::: RECORDS PROVIDED :::

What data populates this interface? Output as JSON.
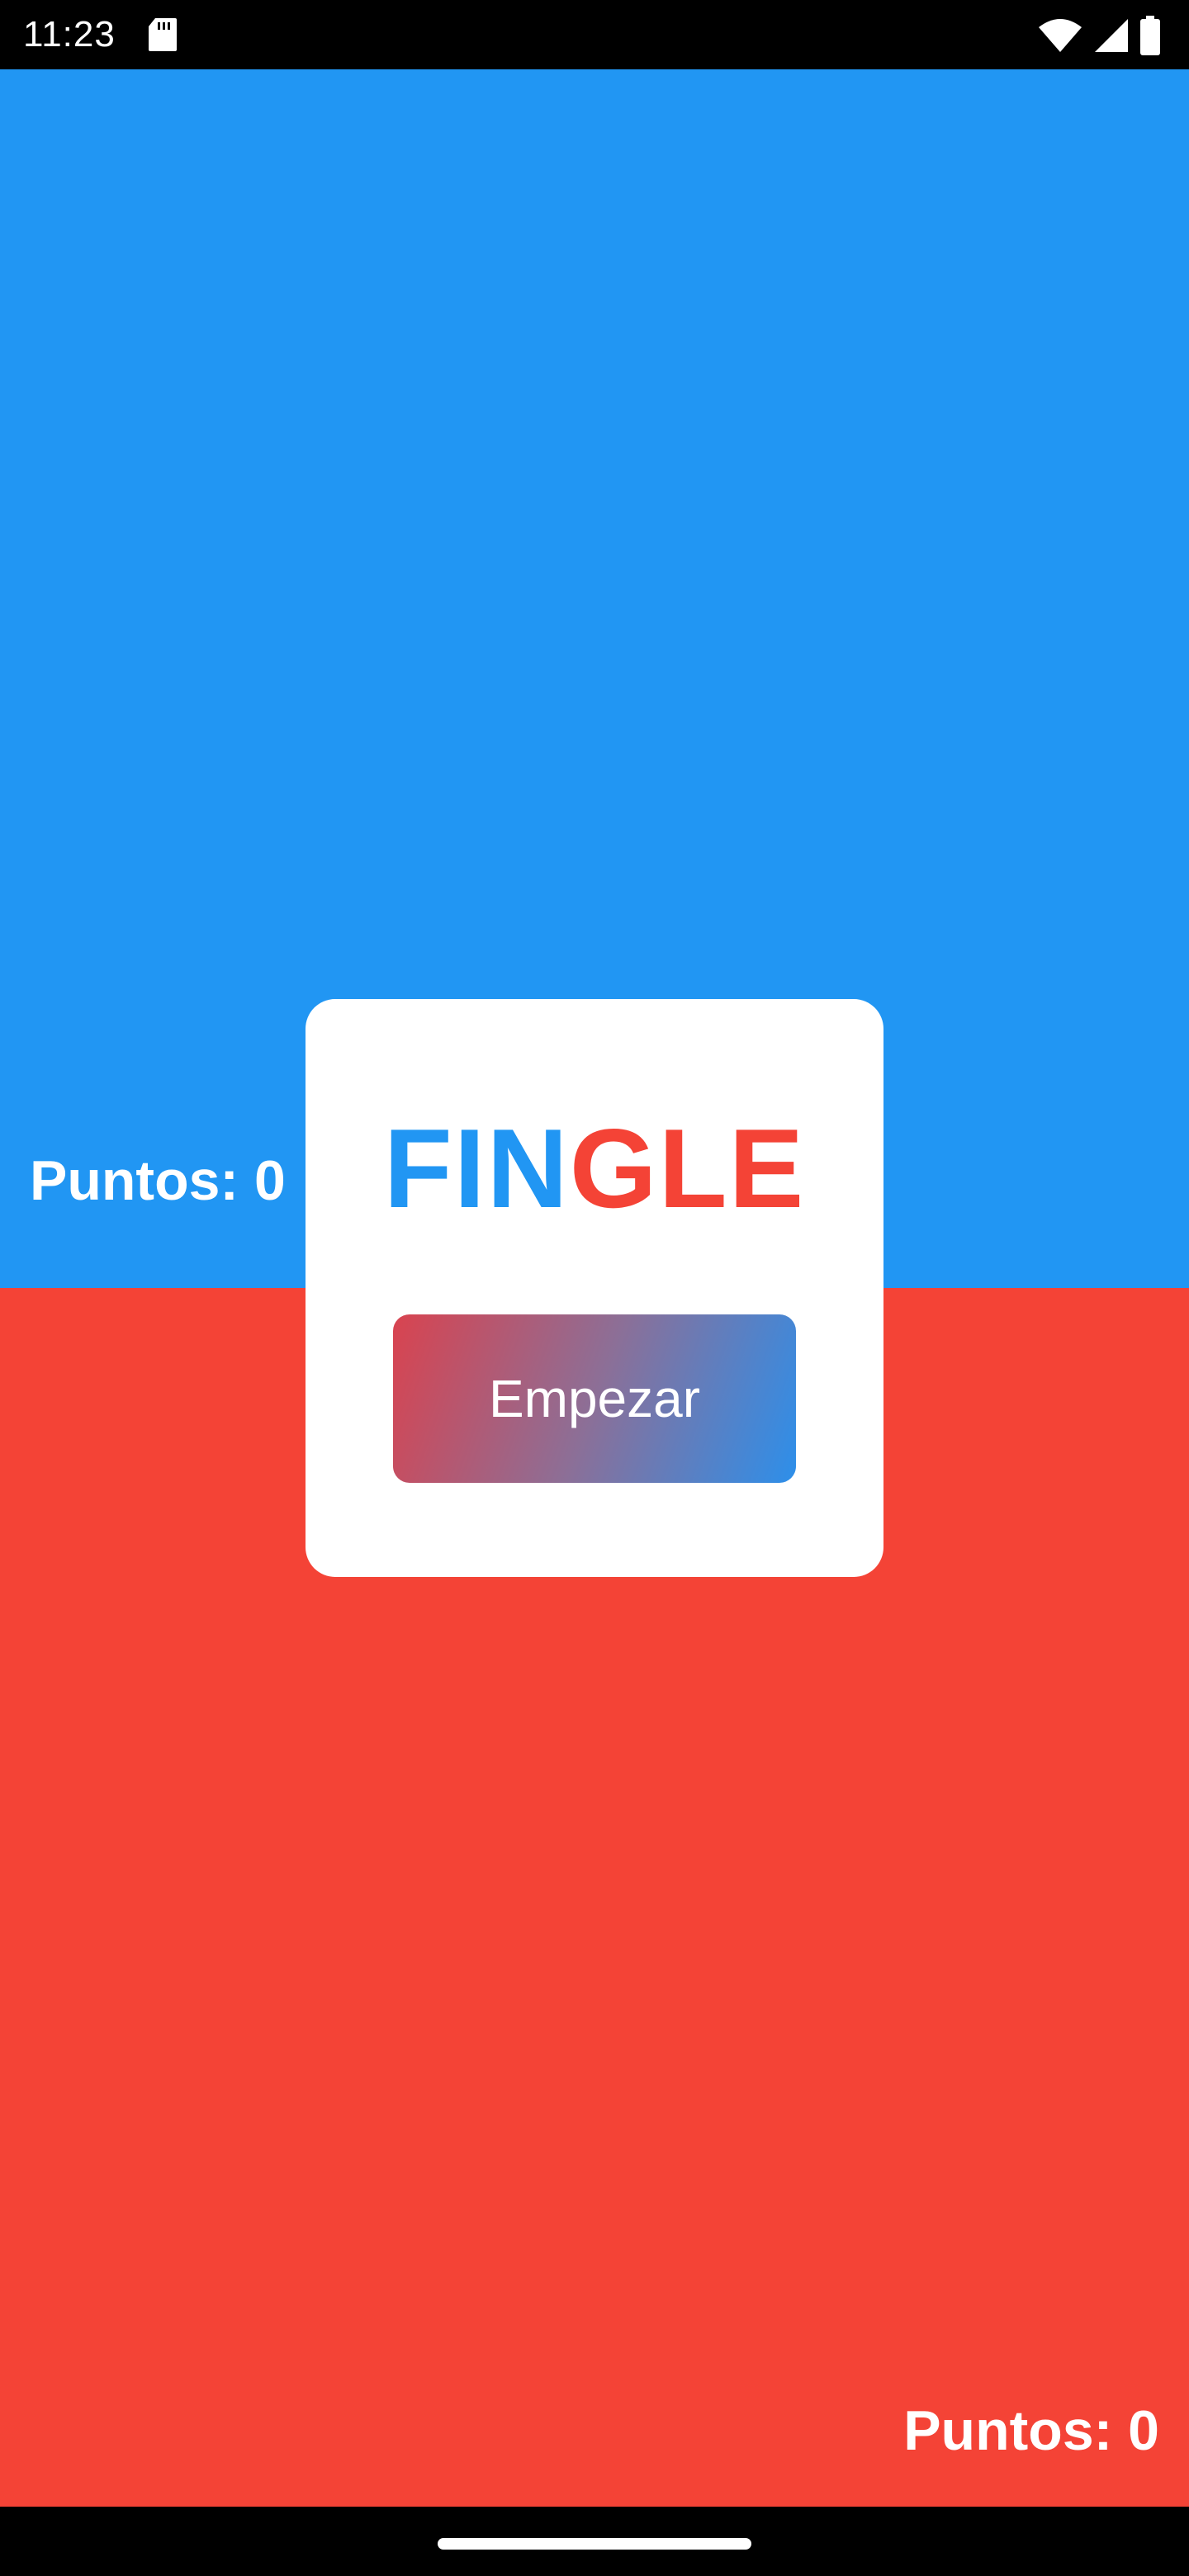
{
  "status_bar": {
    "time": "11:23",
    "icons": [
      "sd-card-icon",
      "wifi-icon",
      "signal-icon",
      "battery-icon"
    ]
  },
  "game": {
    "top_player": {
      "score_label": "Puntos: 0",
      "color": "#2196F3"
    },
    "bottom_player": {
      "score_label": "Puntos: 0",
      "color": "#F44336"
    }
  },
  "dialog": {
    "title_part1": "FIN",
    "title_part2": "GLE",
    "start_button_label": "Empezar"
  },
  "colors": {
    "blue": "#2196F3",
    "red": "#F44336",
    "button_gradient_start": "#D9434F",
    "button_gradient_end": "#2D8FEA"
  }
}
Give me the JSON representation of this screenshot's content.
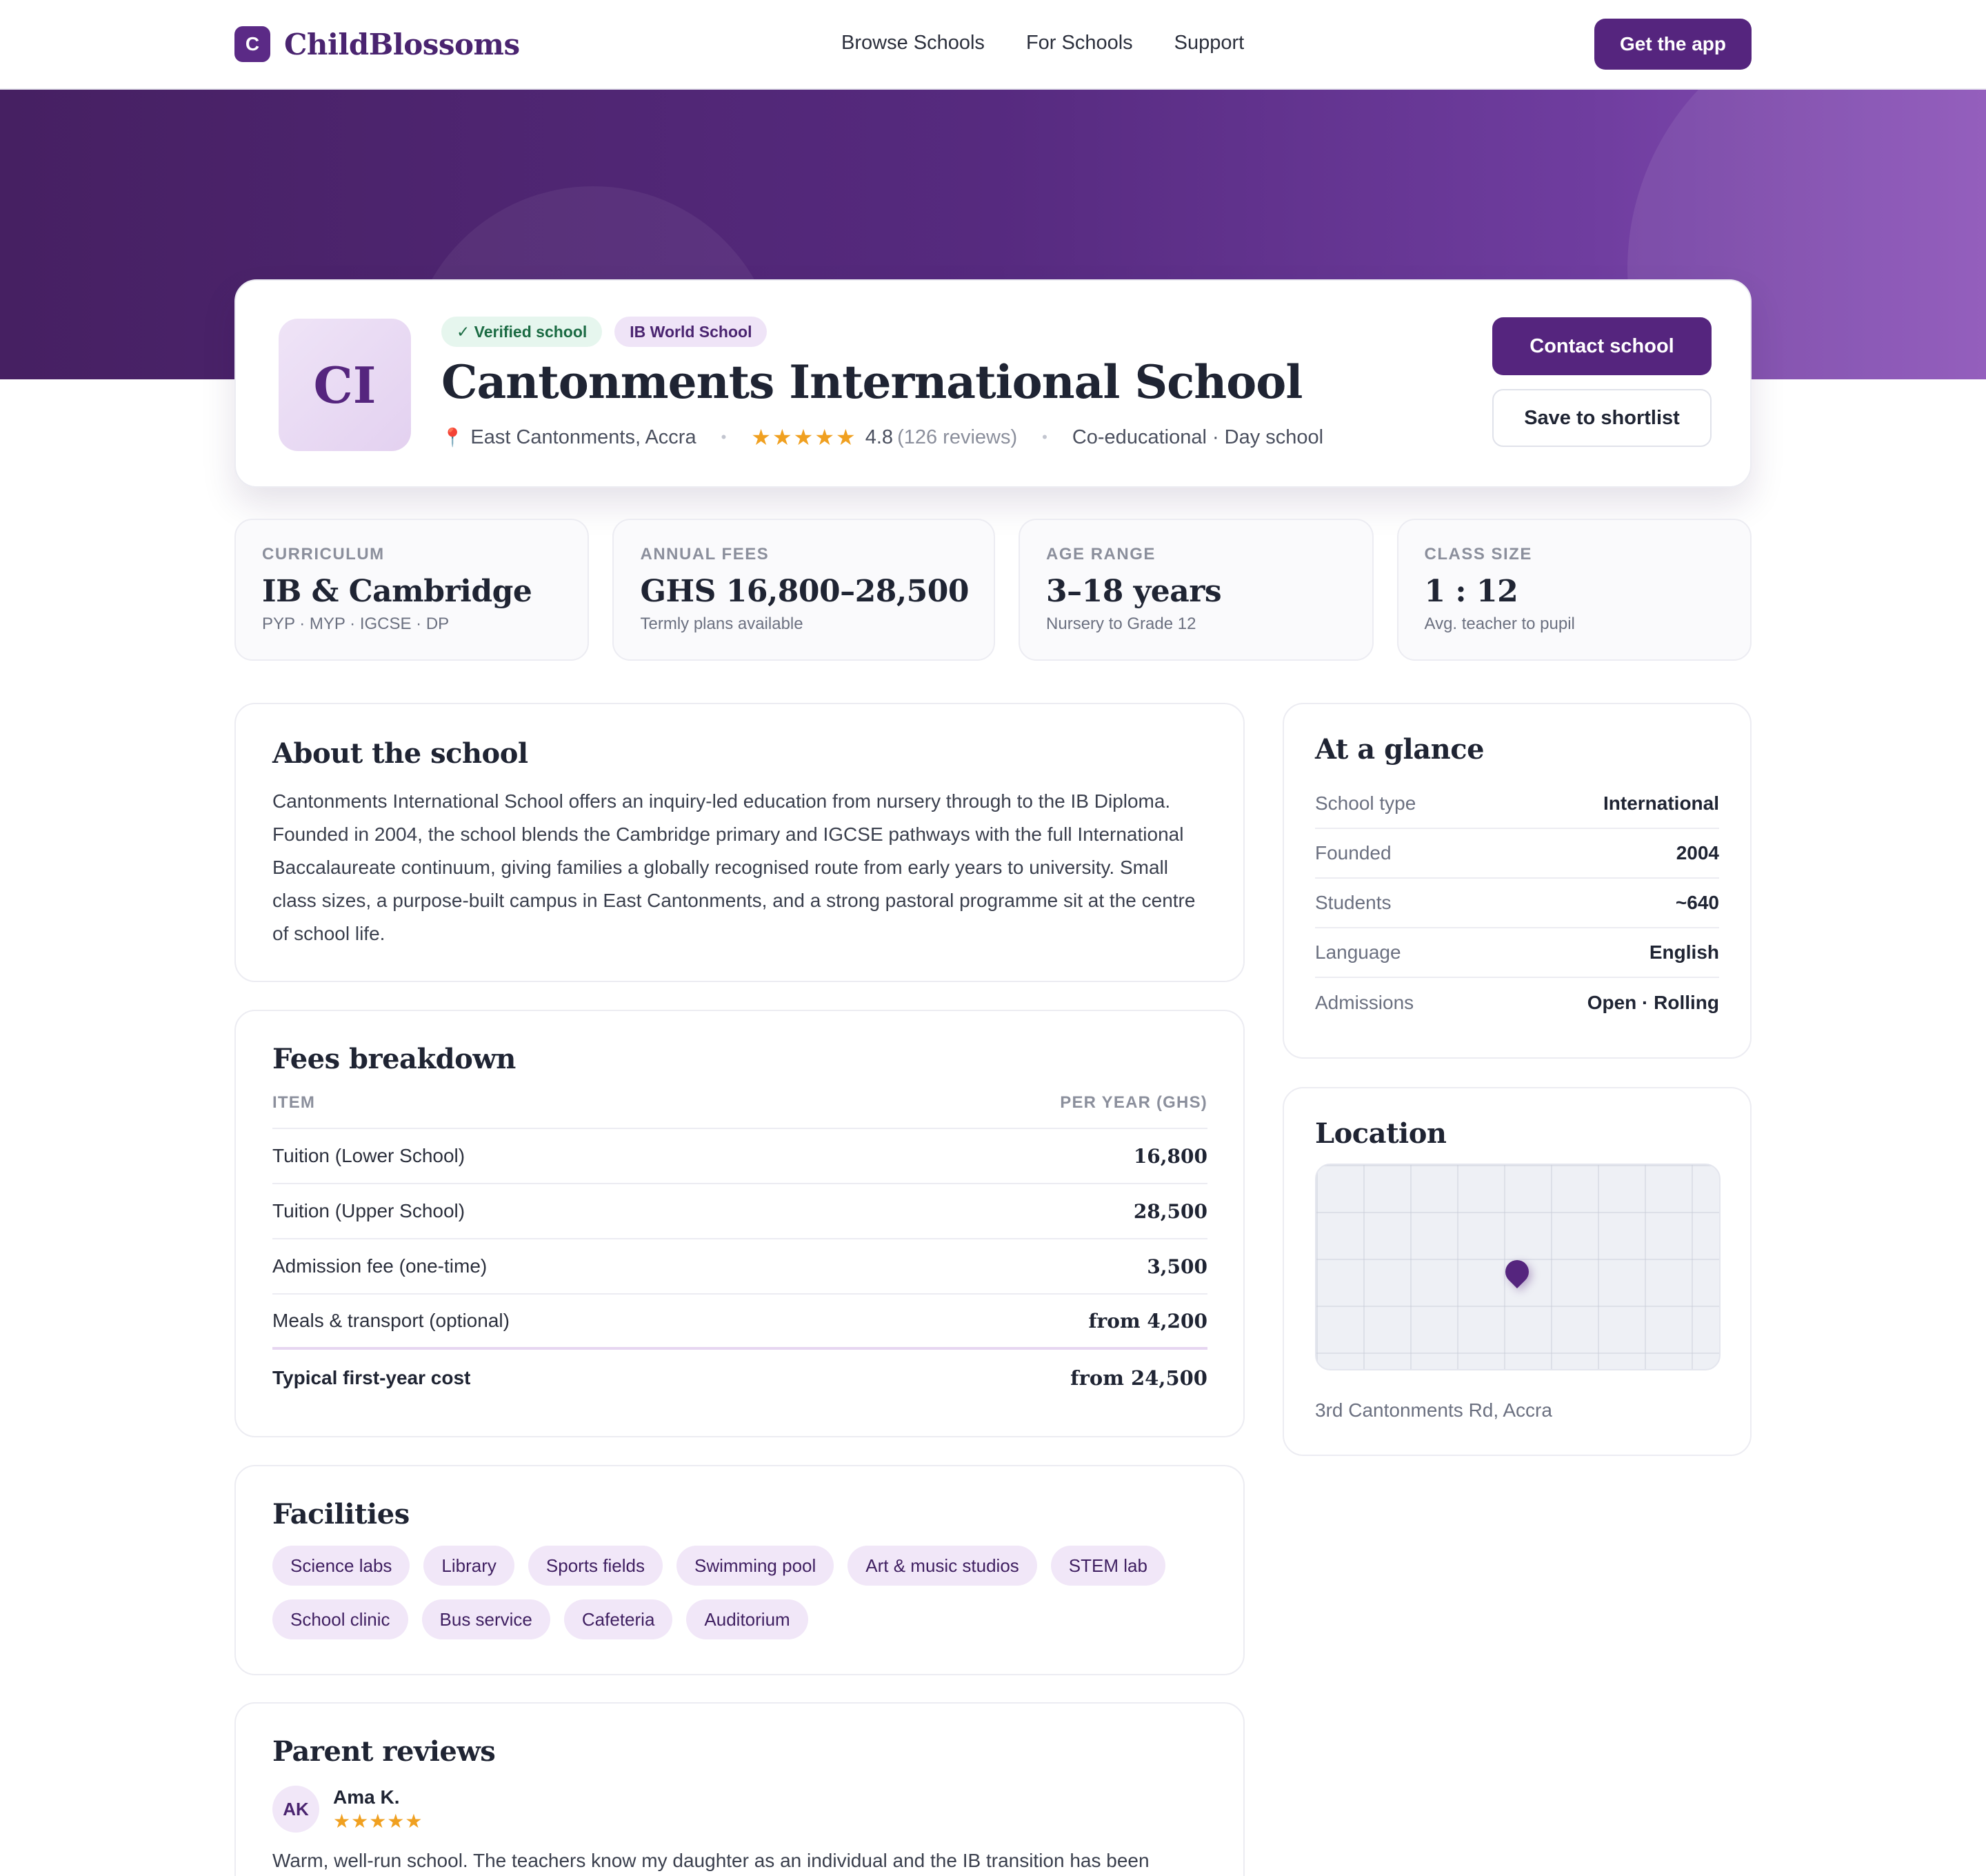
{
  "nav": {
    "brand_initial": "C",
    "brand_name": "ChildBlossoms",
    "links": [
      "Browse Schools",
      "For Schools",
      "Support"
    ],
    "cta": "Get the app"
  },
  "school": {
    "initials": "CI",
    "badges": {
      "verified": "✓ Verified school",
      "ib": "IB World School"
    },
    "name": "Cantonments International School",
    "location": "East Cantonments, Accra",
    "stars": "★★★★★",
    "rating": "4.8",
    "reviews_count": "(126 reviews)",
    "type": "Co-educational · Day school",
    "contact_label": "Contact school",
    "save_label": "Save to shortlist"
  },
  "stats": [
    {
      "label": "CURRICULUM",
      "value": "IB & Cambridge",
      "sub": "PYP · MYP · IGCSE · DP"
    },
    {
      "label": "ANNUAL FEES",
      "value": "GHS 16,800–28,500",
      "sub": "Termly plans available"
    },
    {
      "label": "AGE RANGE",
      "value": "3–18 years",
      "sub": "Nursery to Grade 12"
    },
    {
      "label": "CLASS SIZE",
      "value": "1 : 12",
      "sub": "Avg. teacher to pupil"
    }
  ],
  "about": {
    "title": "About the school",
    "text": "Cantonments International School offers an inquiry-led education from nursery through to the IB Diploma. Founded in 2004, the school blends the Cambridge primary and IGCSE pathways with the full International Baccalaureate continuum, giving families a globally recognised route from early years to university. Small class sizes, a purpose-built campus in East Cantonments, and a strong pastoral programme sit at the centre of school life."
  },
  "fees": {
    "title": "Fees breakdown",
    "col_item": "ITEM",
    "col_amount": "PER YEAR (GHS)",
    "rows": [
      {
        "item": "Tuition (Lower School)",
        "amount": "16,800"
      },
      {
        "item": "Tuition (Upper School)",
        "amount": "28,500"
      },
      {
        "item": "Admission fee (one-time)",
        "amount": "3,500"
      },
      {
        "item": "Meals & transport (optional)",
        "amount": "from 4,200"
      }
    ],
    "total_label": "Typical first-year cost",
    "total_amount": "from 24,500"
  },
  "facilities": {
    "title": "Facilities",
    "items": [
      "Science labs",
      "Library",
      "Sports fields",
      "Swimming pool",
      "Art & music studios",
      "STEM lab",
      "School clinic",
      "Bus service",
      "Cafeteria",
      "Auditorium"
    ]
  },
  "reviews": {
    "title": "Parent reviews",
    "first": {
      "initials": "AK",
      "name": "Ama K.",
      "stars": "★★★★★",
      "text": "Warm, well-run school. The teachers know my daughter as an individual and the IB transition has been"
    }
  },
  "glance": {
    "title": "At a glance",
    "rows": [
      {
        "key": "School type",
        "value": "International"
      },
      {
        "key": "Founded",
        "value": "2004"
      },
      {
        "key": "Students",
        "value": "~640"
      },
      {
        "key": "Language",
        "value": "English"
      },
      {
        "key": "Admissions",
        "value": "Open · Rolling"
      }
    ]
  },
  "location": {
    "title": "Location",
    "address": "3rd Cantonments Rd, Accra"
  },
  "colors": {
    "brand": "#55257e",
    "accent_soft": "#f1e7f8",
    "star": "#f0a020",
    "verified": "#1b6b43"
  }
}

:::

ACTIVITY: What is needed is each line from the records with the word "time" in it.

RESULT BELOW:
    "time": "11:23",
        "item": "Admission fee (one-time)",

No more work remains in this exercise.